The phenomena started in 2012 is finally culminating in its fourth and final installment later this month. Conveniently, Hulu is currently offering Catching Fire and Mockingjay, Part 1 — the second and third films in the series, respectively — to first-time viewers or those who might want to rewatch the films before lining up to witness the final adventures of Katniss, Peeta, and Gale.
If you were born in the ’80s, you’ll remember the film about a Jamaican bobsled team competing in the Olympics. It’s up there with such family sports classics as Rookie of the Year and The Mighty Ducks. And, like the aforementioned films, Cool Runnings is still remarkably funny and entertaining more than 20 years later. In the film, the late John Candy plays a cynical gold medalist whose career went up in a blaze of scandal when he cheated in the Olympics.
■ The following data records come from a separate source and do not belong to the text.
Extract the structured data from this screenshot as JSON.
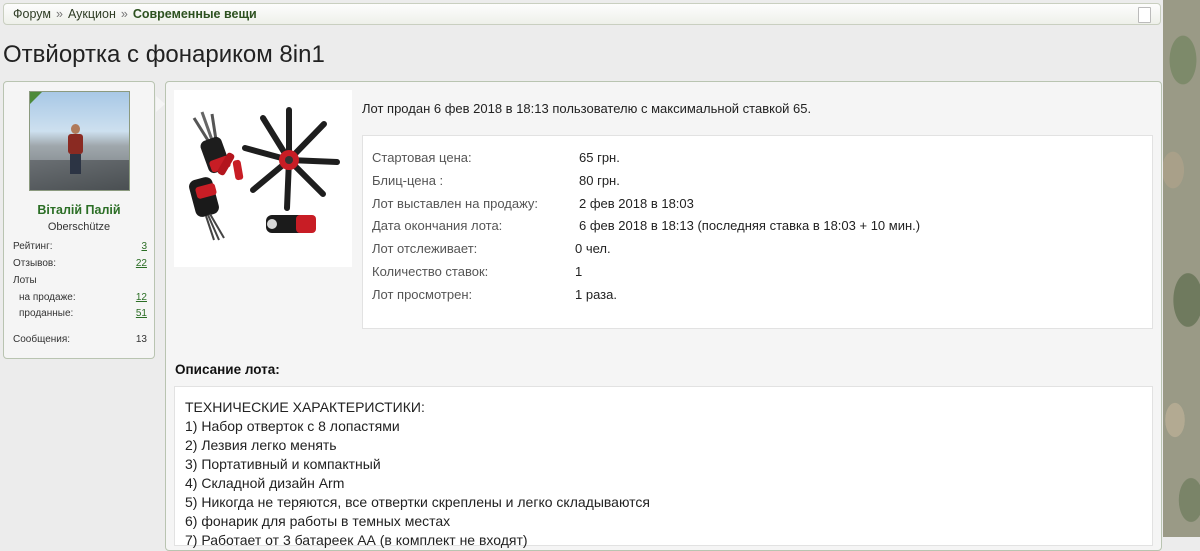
{
  "breadcrumb": {
    "items": [
      "Форум",
      "Аукцион"
    ],
    "separator": "»",
    "current": "Современные вещи"
  },
  "title": "Отвйортка с фонариком 8in1",
  "user": {
    "name": "Віталій Палій",
    "rank": "Oberschütze",
    "stats": {
      "rating_label": "Рейтинг:",
      "rating": "3",
      "reviews_label": "Отзывов:",
      "reviews": "22",
      "lots_label": "Лоты",
      "on_sale_label": "на продаже:",
      "on_sale": "12",
      "sold_label": "проданные:",
      "sold": "51",
      "messages_label": "Сообщения:",
      "messages": "13"
    }
  },
  "lot": {
    "sold_text": "Лот продан 6 фев 2018 в 18:13 пользователю с максимальной ставкой 65.",
    "rows": [
      {
        "label": "Стартовая цена:",
        "value": "65 грн."
      },
      {
        "label": "Блиц-цена :",
        "value": "80 грн."
      },
      {
        "label": "Лот выставлен на продажу:",
        "value": "2 фев 2018 в 18:03"
      },
      {
        "label": "Дата окончания лота:",
        "value": "6 фев 2018 в 18:13 (последняя ставка в 18:03 + 10 мин.)"
      },
      {
        "label": "Лот отслеживает:",
        "value": "0 чел."
      },
      {
        "label": "Количество ставок:",
        "value": "1"
      },
      {
        "label": "Лот просмотрен:",
        "value": "1 раза."
      }
    ]
  },
  "description": {
    "heading": "Описание лота:",
    "lines": [
      "ТЕХНИЧЕСКИЕ ХАРАКТЕРИСТИКИ:",
      "1) Набор отверток с 8 лопастями",
      "2) Лезвия легко менять",
      "3) Портативный и компактный",
      "4) Складной дизайн Arm",
      "5) Никогда не теряются, все отвертки скреплены и легко складываются",
      "6) фонарик для работы в темных местах",
      "7) Работает от 3 батареек АА (в комплект не входят)"
    ]
  }
}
He soon becomes convinced against his better judgment to coach the team of misfits, though, each member of whom is trying to find his own purpose and meaning as the team strives for Olympic gold.
Honey, I Shrunk the Kids is the movie that made ants seem like the scariest beasts in the world and blades of grass the most entertaining. As you might expect, the film revolves around an eccentric inventor who accidentally does just what the title suggests. His kids and two neighbors must then escape the most ordinary things while in miniature form, all of which are far more terrifying given their relative size. Rick Moranis (Ghostbusters, Spaceballs) plays the batty scientist and father, one who quickly undertakes a mission to find his kids and restore them to their proper size in nutty fashion.
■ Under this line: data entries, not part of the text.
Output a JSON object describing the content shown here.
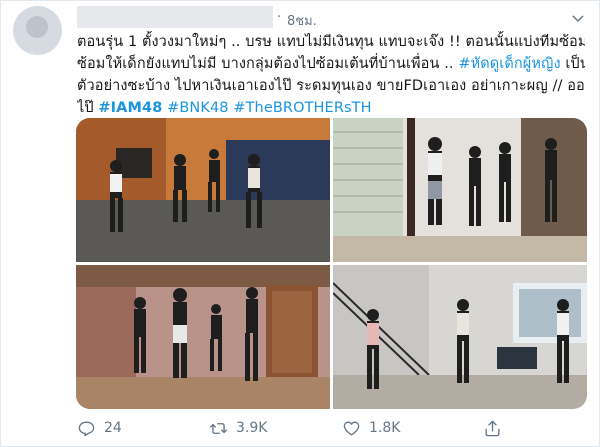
{
  "tweet": {
    "time": "8ชม.",
    "separator": "·",
    "text": {
      "line1": "ตอนรุ่น 1 ตั้งวงมาใหม่ๆ .. บรษ แทบไม่มีเงินทุน แทบจะเจ๊ง !! ตอนนั้นแบ่งทีมซ้อม ห้อง",
      "line2_prefix": "ซ้อมให้เด็กยังแทบไม่มี บางกลุ่มต้องไปซ้อมเต้นที่บ้านเพื่อน .. ",
      "line2_hashtag": "#หัดดูเด็กผู้หญิง",
      "line2_suffix": " เป็น",
      "line3": "ตัวอย่างซะบ้าง ไปหาเงินเอาเองไป๊ ระดมทุนเอง ขายFDเอาเอง อย่าเกาะผญ  // ออก",
      "line4_prefix": "ไป๊ ",
      "hashtag_iam48": "#IAM48",
      "hashtag_bnk48": "#BNK48",
      "hashtag_brothers": "#TheBROTHERsTH"
    },
    "actions": {
      "replies": "24",
      "retweets": "3.9K",
      "likes": "1.8K"
    }
  },
  "icons": {
    "menu": "chevron-down-icon",
    "reply": "reply-icon",
    "retweet": "retweet-icon",
    "like": "heart-icon",
    "share": "share-icon"
  },
  "colors": {
    "link": "#1b95e0",
    "muted": "#657786",
    "text": "#14171a",
    "border": "#e1e8ed"
  }
}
Kristen Wiig and Bill Hader, two Saturday Night Live alums, bring comic relief to this drama about filial relationships and skeletons in the closet. The film’s humor is the kind that makes you want to laugh and cry at the same time, and follows two twins who become reunited following life crises. Wiig and Hader’s solid performances are as moving as they are hilarious, however, allowing the film to take on a serious tone without being overly sentimental. Furthermore, their inside jokes are unstudied and authentic, which makes the film’s funniest and most pathetic moments succeed where others might falter.
The American Civil War had a knack for pitting family members against one another, but we often forget such is the case with any civil war. The Wind that Shakes the Barley is a visually stunning and heartbreaking film that examines the personal ramifications of the Irish War for Independence, along with the ensuing Irish Civil War that followed. The Ken Loach film does so by focusing on two brothers who are united against the British yet divided in their beliefs of how Ireland should govern itself. Cillian Murphy, of The Dark Knight Rises and Peaky Blinders renown, stars as the socialist brother whose principles remain immovable.
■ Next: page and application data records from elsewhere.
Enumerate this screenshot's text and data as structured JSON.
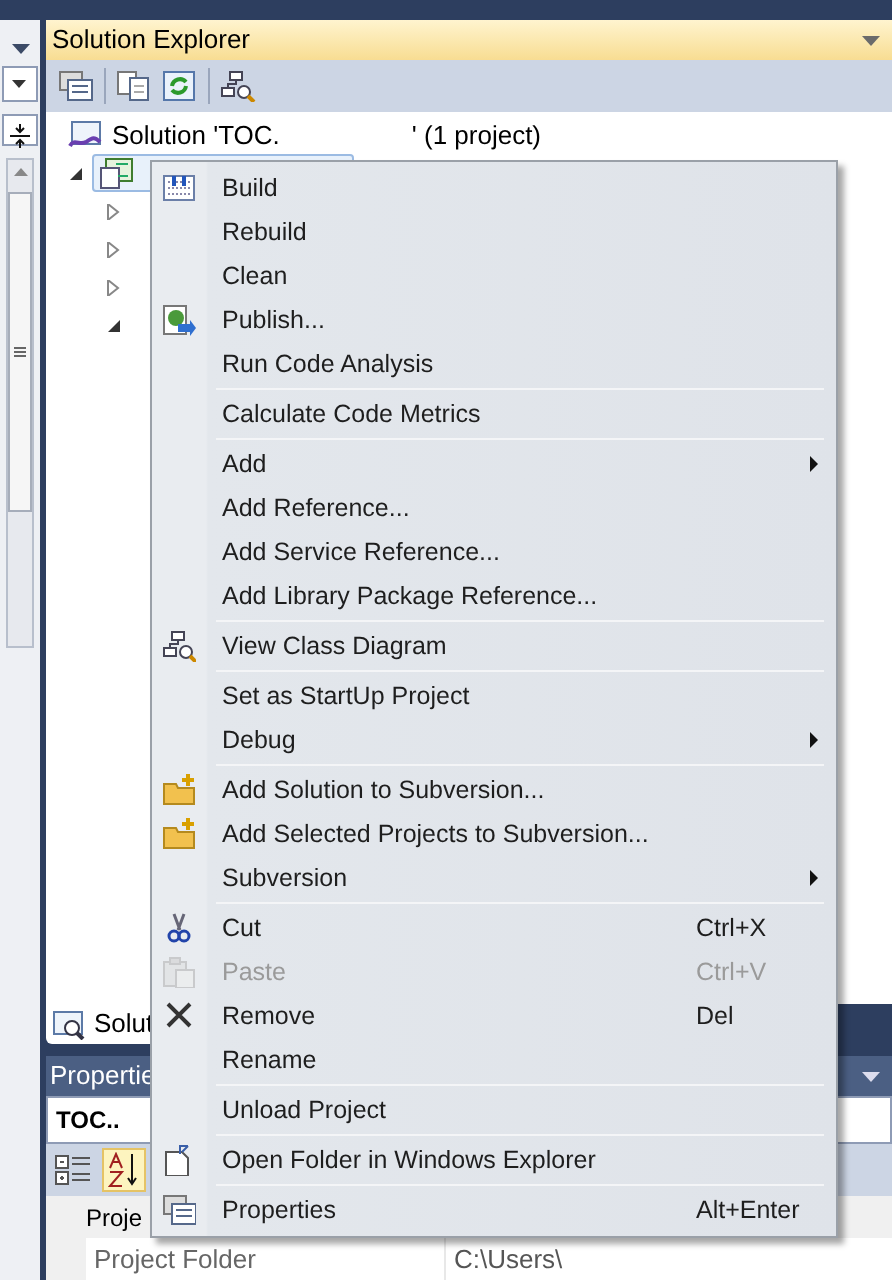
{
  "solution_explorer": {
    "title": "Solution Explorer",
    "tree": [
      {
        "label_start": "Solution 'TOC.",
        "label_end": "' (1 project)",
        "children": [
          {
            "selected": true,
            "expanded": true,
            "children": [
              {
                "expanded": false
              },
              {
                "expanded": false
              },
              {
                "expanded": false
              },
              {
                "expanded": true
              }
            ]
          }
        ]
      }
    ],
    "bottom_tab": "Solut"
  },
  "properties": {
    "title": "Propertie",
    "object": "TOC..",
    "alphabetical": true,
    "rows": [
      {
        "name": "Proje",
        "kind": "category"
      },
      {
        "name": "Project Folder",
        "value": "C:\\Users\\",
        "kind": "property"
      }
    ]
  },
  "context_menu": {
    "items": [
      {
        "kind": "item",
        "label": "Build",
        "disabled": false,
        "submenu": false
      },
      {
        "kind": "item",
        "label": "Rebuild",
        "disabled": false,
        "submenu": false
      },
      {
        "kind": "item",
        "label": "Clean",
        "disabled": false,
        "submenu": false
      },
      {
        "kind": "item",
        "label": "Publish...",
        "disabled": false,
        "submenu": false
      },
      {
        "kind": "item",
        "label": "Run Code Analysis",
        "disabled": false,
        "submenu": false
      },
      {
        "kind": "separator"
      },
      {
        "kind": "item",
        "label": "Calculate Code Metrics",
        "disabled": false,
        "submenu": false
      },
      {
        "kind": "separator"
      },
      {
        "kind": "item",
        "label": "Add",
        "disabled": false,
        "submenu": true
      },
      {
        "kind": "item",
        "label": "Add Reference...",
        "disabled": false,
        "submenu": false
      },
      {
        "kind": "item",
        "label": "Add Service Reference...",
        "disabled": false,
        "submenu": false
      },
      {
        "kind": "item",
        "label": "Add Library Package Reference...",
        "disabled": false,
        "submenu": false
      },
      {
        "kind": "separator"
      },
      {
        "kind": "item",
        "label": "View Class Diagram",
        "disabled": false,
        "submenu": false
      },
      {
        "kind": "separator"
      },
      {
        "kind": "item",
        "label": "Set as StartUp Project",
        "disabled": false,
        "submenu": false
      },
      {
        "kind": "item",
        "label": "Debug",
        "disabled": false,
        "submenu": true
      },
      {
        "kind": "separator"
      },
      {
        "kind": "item",
        "label": "Add Solution to Subversion...",
        "disabled": false,
        "submenu": false
      },
      {
        "kind": "item",
        "label": "Add Selected Projects to Subversion...",
        "disabled": false,
        "submenu": false
      },
      {
        "kind": "item",
        "label": "Subversion",
        "disabled": false,
        "submenu": true
      },
      {
        "kind": "separator"
      },
      {
        "kind": "item",
        "label": "Cut",
        "shortcut": "Ctrl+X",
        "disabled": false,
        "submenu": false
      },
      {
        "kind": "item",
        "label": "Paste",
        "shortcut": "Ctrl+V",
        "disabled": true,
        "submenu": false
      },
      {
        "kind": "item",
        "label": "Remove",
        "shortcut": "Del",
        "disabled": false,
        "submenu": false
      },
      {
        "kind": "item",
        "label": "Rename",
        "disabled": false,
        "submenu": false
      },
      {
        "kind": "separator"
      },
      {
        "kind": "item",
        "label": "Unload Project",
        "disabled": false,
        "submenu": false
      },
      {
        "kind": "separator"
      },
      {
        "kind": "item",
        "label": "Open Folder in Windows Explorer",
        "disabled": false,
        "submenu": false
      },
      {
        "kind": "separator"
      },
      {
        "kind": "item",
        "label": "Properties",
        "shortcut": "Alt+Enter",
        "disabled": false,
        "submenu": false
      }
    ]
  }
}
Like many mumblecore films and those created by a younger generation of filmmakers, Girl Most Likely explores the first forays into adulthood and what happens when said forays are failures. Kristen Wiig plays Imogene in the film, a one-time playwright who let her first failure tailspin and now relies on her relationship status and socialite life to give her meaning. When all that implodes, she soon winds up back in Jersey and under the care of an addictive mother (Annette Benning) and in the company of one of the unlikeliest trios ever hoping to aid someone on the road to recovery. The main character’s plight is one that feels familiar, yet the joke lies in how empathetic we feel toward her.